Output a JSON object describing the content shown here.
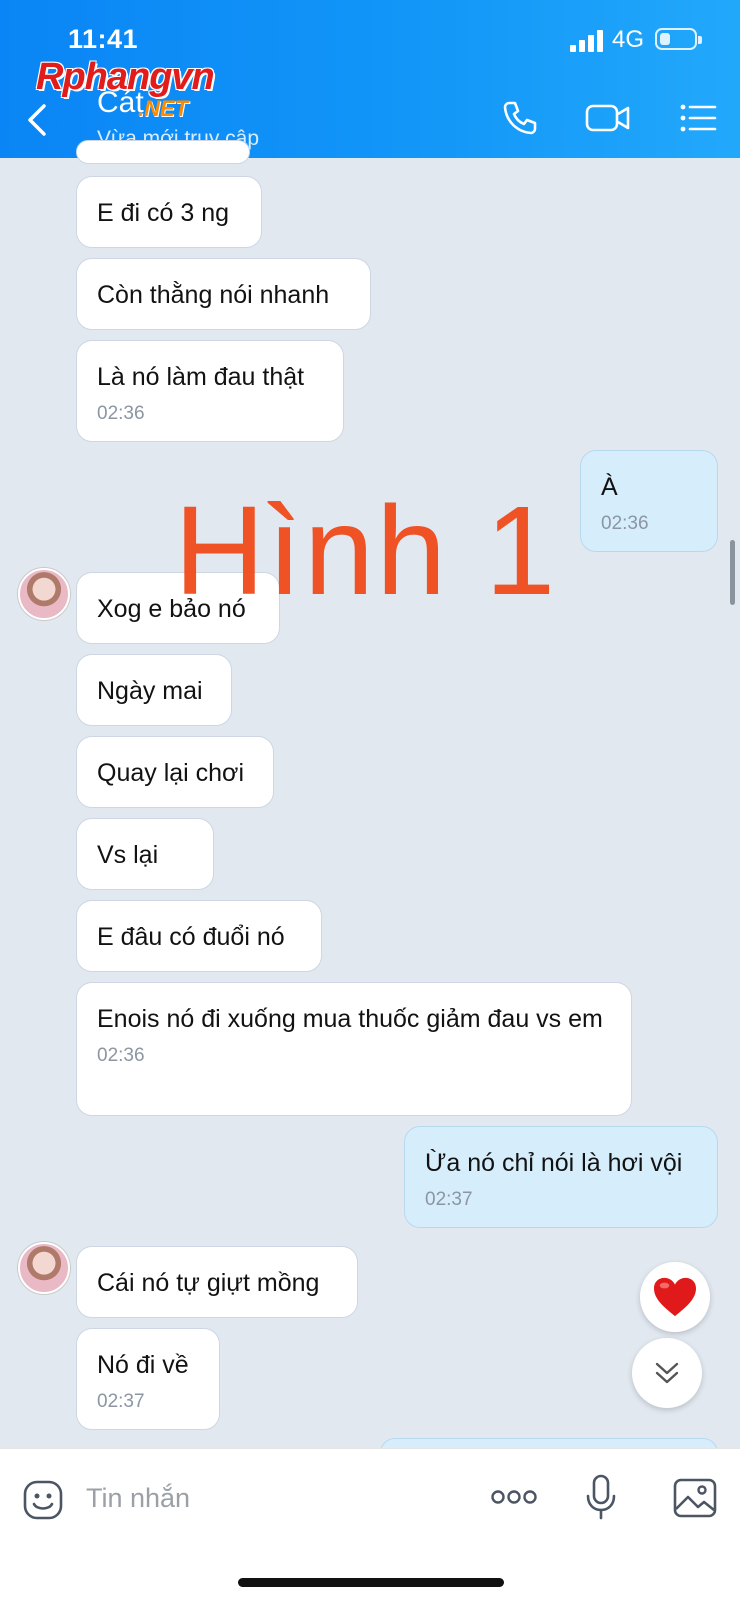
{
  "status_bar": {
    "time": "11:41",
    "network": "4G"
  },
  "header": {
    "name": "Cát",
    "subtitle": "Vừa mới truy cập",
    "watermark_logo": "Rphangvn",
    "watermark_domain": ".NET",
    "icons": [
      "back-arrow-icon",
      "phone-icon",
      "video-call-icon",
      "menu-list-icon"
    ]
  },
  "messages": [
    {
      "side": "them",
      "text": "E đi có 3 ng",
      "time": ""
    },
    {
      "side": "them",
      "text": "Còn thằng nói nhanh",
      "time": ""
    },
    {
      "side": "them",
      "text": "Là nó làm đau thật",
      "time": "02:36"
    },
    {
      "side": "me",
      "text": "À",
      "time": "02:36"
    },
    {
      "side": "them",
      "text": "Xog e bảo nó",
      "time": ""
    },
    {
      "side": "them",
      "text": "Ngày mai",
      "time": ""
    },
    {
      "side": "them",
      "text": "Quay lại chơi",
      "time": ""
    },
    {
      "side": "them",
      "text": "Vs lại",
      "time": ""
    },
    {
      "side": "them",
      "text": "E đâu có đuổi nó",
      "time": ""
    },
    {
      "side": "them",
      "text": "Enois nó đi xuống mua thuốc giảm đau vs em",
      "time": "02:36"
    },
    {
      "side": "me",
      "text": "Ừa nó chỉ nói là hơi vội",
      "time": "02:37"
    },
    {
      "side": "them",
      "text": "Cái nó tự giựt mồng",
      "time": ""
    },
    {
      "side": "them",
      "text": "Nó đi về",
      "time": "02:37"
    }
  ],
  "overlay": {
    "caption": "Hình 1"
  },
  "composer": {
    "placeholder": "Tin nhắn",
    "icons": [
      "sticker-icon",
      "more-dots-icon",
      "microphone-icon",
      "image-icon"
    ]
  },
  "floating": {
    "icons": [
      "heart-reaction-icon",
      "scroll-down-icon"
    ]
  },
  "colors": {
    "header": "#0a85f5",
    "my_bubble": "#d6eefc",
    "background": "#e2e8f0",
    "watermark": "#f04a1a"
  }
}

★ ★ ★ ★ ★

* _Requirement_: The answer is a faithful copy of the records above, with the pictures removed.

* _Written solution_:
Output a JSON object describing the content shown here.
{
  "status_bar": {
    "time": "11:41",
    "network": "4G"
  },
  "header": {
    "name": "Cát",
    "subtitle": "Vừa mới truy cập",
    "watermark_logo": "Rphangvn",
    "watermark_domain": ".NET",
    "icons": [
      "back-arrow-icon",
      "phone-icon",
      "video-call-icon",
      "menu-list-icon"
    ]
  },
  "messages": [
    {
      "side": "them",
      "text": "E đi có 3 ng",
      "time": ""
    },
    {
      "side": "them",
      "text": "Còn thằng nói nhanh",
      "time": ""
    },
    {
      "side": "them",
      "text": "Là nó làm đau thật",
      "time": "02:36"
    },
    {
      "side": "me",
      "text": "À",
      "time": "02:36"
    },
    {
      "side": "them",
      "text": "Xog e bảo nó",
      "time": ""
    },
    {
      "side": "them",
      "text": "Ngày mai",
      "time": ""
    },
    {
      "side": "them",
      "text": "Quay lại chơi",
      "time": ""
    },
    {
      "side": "them",
      "text": "Vs lại",
      "time": ""
    },
    {
      "side": "them",
      "text": "E đâu có đuổi nó",
      "time": ""
    },
    {
      "side": "them",
      "text": "Enois nó đi xuống mua thuốc giảm đau vs em",
      "time": "02:36"
    },
    {
      "side": "me",
      "text": "Ừa nó chỉ nói là hơi vội",
      "time": "02:37"
    },
    {
      "side": "them",
      "text": "Cái nó tự giựt mồng",
      "time": ""
    },
    {
      "side": "them",
      "text": "Nó đi về",
      "time": "02:37"
    }
  ],
  "overlay": {
    "caption": "Hình 1"
  },
  "composer": {
    "placeholder": "Tin nhắn",
    "icons": [
      "sticker-icon",
      "more-dots-icon",
      "microphone-icon",
      "image-icon"
    ]
  },
  "floating": {
    "icons": [
      "heart-reaction-icon",
      "scroll-down-icon"
    ]
  },
  "colors": {
    "header": "#0a85f5",
    "my_bubble": "#d6eefc",
    "background": "#e2e8f0",
    "watermark": "#f04a1a"
  }
}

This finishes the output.